* [Provided information]:
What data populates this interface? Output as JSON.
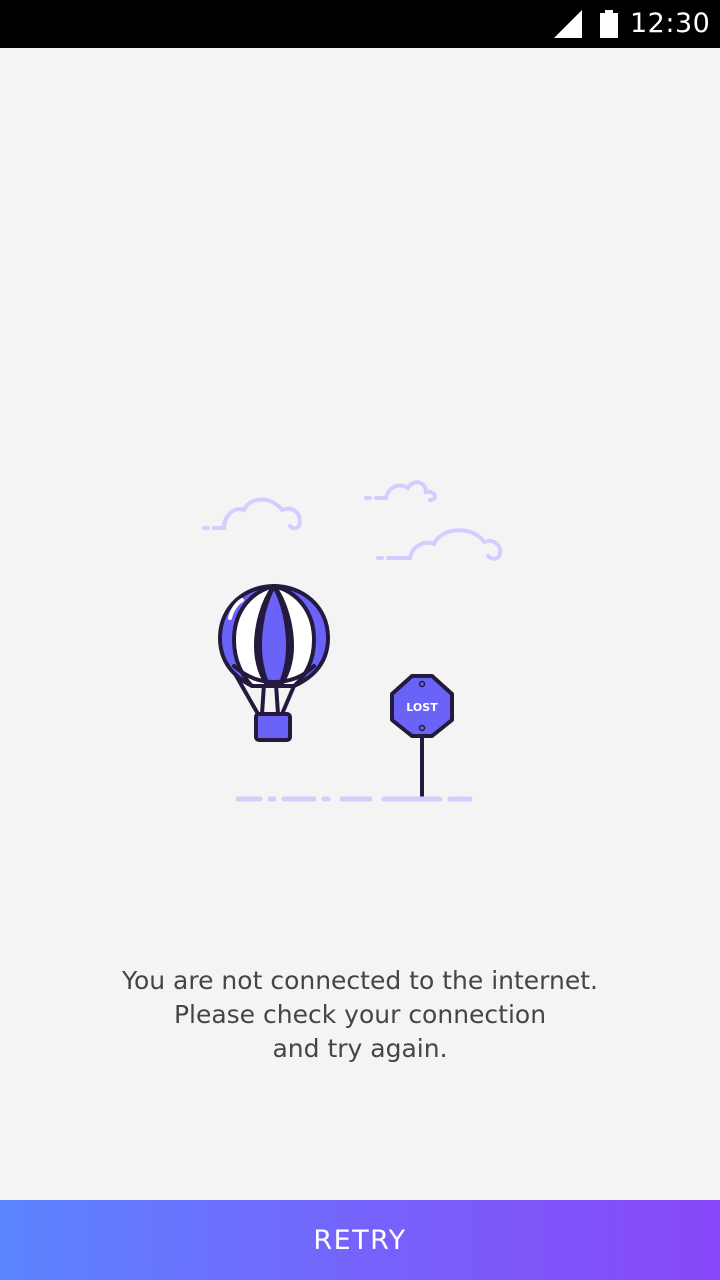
{
  "status_bar": {
    "time": "12:30",
    "icons": [
      "signal-icon",
      "battery-icon"
    ]
  },
  "illustration": {
    "sign_text": "LOST",
    "icons": [
      "cloud-icon",
      "hot-air-balloon-icon",
      "stop-sign-icon"
    ],
    "colors": {
      "balloon_fill": "#6b63f7",
      "outline": "#241a3d",
      "cloud": "#d9cbff",
      "ground_dash": "#d5cdfb"
    }
  },
  "message": {
    "line1": "You are not connected to the internet.",
    "line2": "Please check your connection",
    "line3": "and try again."
  },
  "retry_button": {
    "label": "RETRY",
    "gradient_start": "#5b85ff",
    "gradient_end": "#8848f9"
  }
}
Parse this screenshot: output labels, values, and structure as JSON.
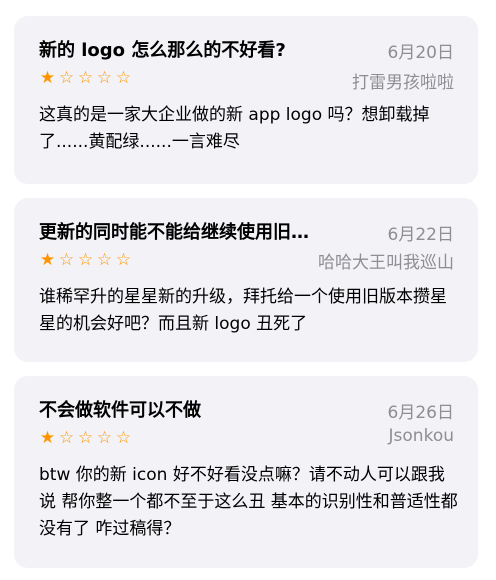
{
  "reviews": [
    {
      "title": "新的 logo 怎么那么的不好看?",
      "date": "6月20日",
      "author": "打雷男孩啦啦",
      "rating": 1,
      "max_rating": 5,
      "body": "这真的是一家大企业做的新 app logo 吗？想卸载掉了......黄配绿......一言难尽"
    },
    {
      "title": "更新的同时能不能给继续使用旧…",
      "date": "6月22日",
      "author": "哈哈大王叫我巡山",
      "rating": 1,
      "max_rating": 5,
      "body": "谁稀罕升的星星新的升级，拜托给一个使用旧版本攒星星的机会好吧？而且新 logo 丑死了"
    },
    {
      "title": "不会做软件可以不做",
      "date": "6月26日",
      "author": "Jsonkou",
      "rating": 1,
      "max_rating": 5,
      "body": "btw 你的新 icon 好不好看没点嘛？请不动人可以跟我说 帮你整一个都不至于这么丑 基本的识别性和普适性都没有了 咋过稿得？"
    }
  ],
  "colors": {
    "star": "#ff9500",
    "card_bg": "#f2f2f7",
    "secondary_text": "#8e8e93"
  }
}
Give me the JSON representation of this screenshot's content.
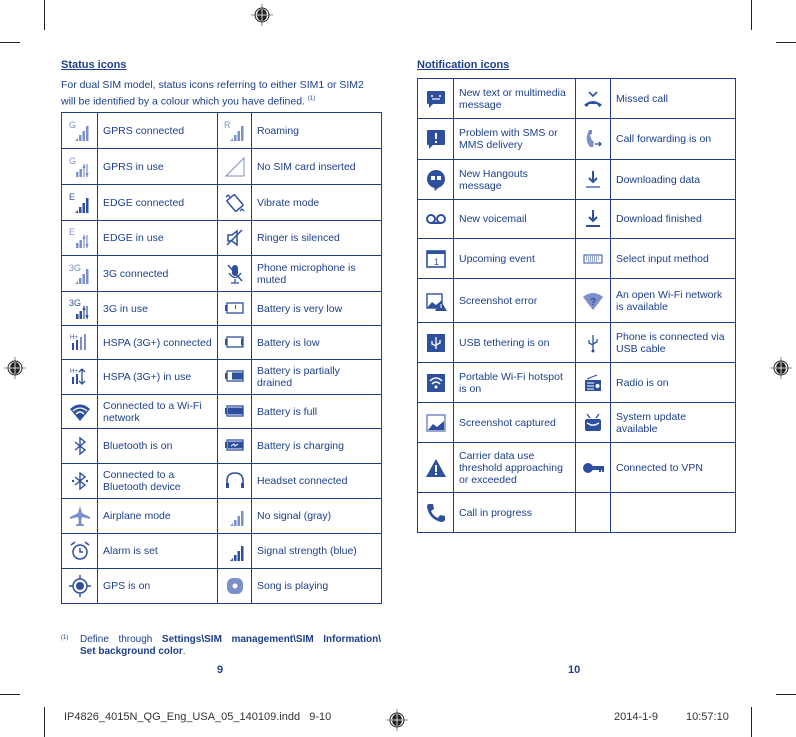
{
  "status_section": {
    "title": "Status icons",
    "intro": "For dual SIM model, status icons referring to either SIM1 or SIM2 will be identified by a colour which you have defined.",
    "intro_footnote_ref": "(1)",
    "rows": [
      {
        "left_icon": "gprs-connected-icon",
        "left": "GPRS connected",
        "right_icon": "roaming-icon",
        "right": "Roaming"
      },
      {
        "left_icon": "gprs-in-use-icon",
        "left": "GPRS in use",
        "right_icon": "no-sim-icon",
        "right": "No SIM card inserted"
      },
      {
        "left_icon": "edge-connected-icon",
        "left": "EDGE connected",
        "right_icon": "vibrate-icon",
        "right": "Vibrate mode"
      },
      {
        "left_icon": "edge-in-use-icon",
        "left": "EDGE in use",
        "right_icon": "ringer-silenced-icon",
        "right": "Ringer is silenced"
      },
      {
        "left_icon": "3g-connected-icon",
        "left": "3G connected",
        "right_icon": "mic-muted-icon",
        "right": "Phone microphone is muted"
      },
      {
        "left_icon": "3g-in-use-icon",
        "left": "3G in use",
        "right_icon": "battery-very-low-icon",
        "right": "Battery is very low"
      },
      {
        "left_icon": "hspa-connected-icon",
        "left": "HSPA (3G+) connected",
        "right_icon": "battery-low-icon",
        "right": "Battery is low"
      },
      {
        "left_icon": "hspa-in-use-icon",
        "left": "HSPA (3G+) in use",
        "right_icon": "battery-partial-icon",
        "right": "Battery is partially drained"
      },
      {
        "left_icon": "wifi-icon",
        "left": "Connected to a Wi-Fi network",
        "right_icon": "battery-full-icon",
        "right": "Battery is full"
      },
      {
        "left_icon": "bluetooth-icon",
        "left": "Bluetooth is on",
        "right_icon": "battery-charging-icon",
        "right": "Battery is charging"
      },
      {
        "left_icon": "bluetooth-connected-icon",
        "left": "Connected to a Bluetooth device",
        "right_icon": "headset-icon",
        "right": "Headset connected"
      },
      {
        "left_icon": "airplane-icon",
        "left": "Airplane mode",
        "right_icon": "no-signal-icon",
        "right": "No signal (gray)"
      },
      {
        "left_icon": "alarm-icon",
        "left": "Alarm is set",
        "right_icon": "signal-strength-icon",
        "right": "Signal strength (blue)"
      },
      {
        "left_icon": "gps-icon",
        "left": "GPS is on",
        "right_icon": "song-playing-icon",
        "right": "Song is playing"
      }
    ]
  },
  "notification_section": {
    "title": "Notification icons",
    "rows": [
      {
        "left_icon": "message-icon",
        "left": "New text or multimedia message",
        "right_icon": "missed-call-icon",
        "right": "Missed call"
      },
      {
        "left_icon": "sms-problem-icon",
        "left": "Problem with SMS or MMS delivery",
        "right_icon": "call-forwarding-icon",
        "right": "Call forwarding is on"
      },
      {
        "left_icon": "hangouts-icon",
        "left": "New Hangouts message",
        "right_icon": "downloading-icon",
        "right": "Downloading data"
      },
      {
        "left_icon": "voicemail-icon",
        "left": "New voicemail",
        "right_icon": "download-finished-icon",
        "right": "Download finished"
      },
      {
        "left_icon": "calendar-icon",
        "left": "Upcoming event",
        "right_icon": "keyboard-icon",
        "right": "Select input method"
      },
      {
        "left_icon": "screenshot-error-icon",
        "left": "Screenshot error",
        "right_icon": "open-wifi-icon",
        "right": "An open Wi-Fi network is available"
      },
      {
        "left_icon": "usb-tethering-icon",
        "left": "USB tethering is on",
        "right_icon": "usb-icon",
        "right": "Phone is connected via USB cable"
      },
      {
        "left_icon": "hotspot-icon",
        "left": "Portable Wi-Fi hotspot is on",
        "right_icon": "radio-icon",
        "right": "Radio is on"
      },
      {
        "left_icon": "screenshot-icon",
        "left": "Screenshot captured",
        "right_icon": "system-update-icon",
        "right": "System update available"
      },
      {
        "left_icon": "warning-icon",
        "left": "Carrier data use threshold approaching or exceeded",
        "right_icon": "vpn-key-icon",
        "right": "Connected to VPN"
      },
      {
        "left_icon": "phone-icon",
        "left": "Call in progress",
        "right_icon": "",
        "right": ""
      }
    ]
  },
  "footnote": {
    "mark": "(1)",
    "prefix": "Define through ",
    "path": "Settings\\SIM management\\SIM Information\\",
    "path2": "Set background color",
    "suffix": "."
  },
  "page_numbers": {
    "left": "9",
    "right": "10"
  },
  "slug": {
    "filename": "IP4826_4015N_QG_Eng_USA_05_140109.indd   9-10",
    "date": "2014-1-9",
    "time": "10:57:10"
  },
  "colors": {
    "text": "#1d3f8c",
    "icon": "#2e4f9e",
    "icon_light": "#7d8fc9"
  }
}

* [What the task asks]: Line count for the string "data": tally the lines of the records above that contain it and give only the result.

* [Your response]: 3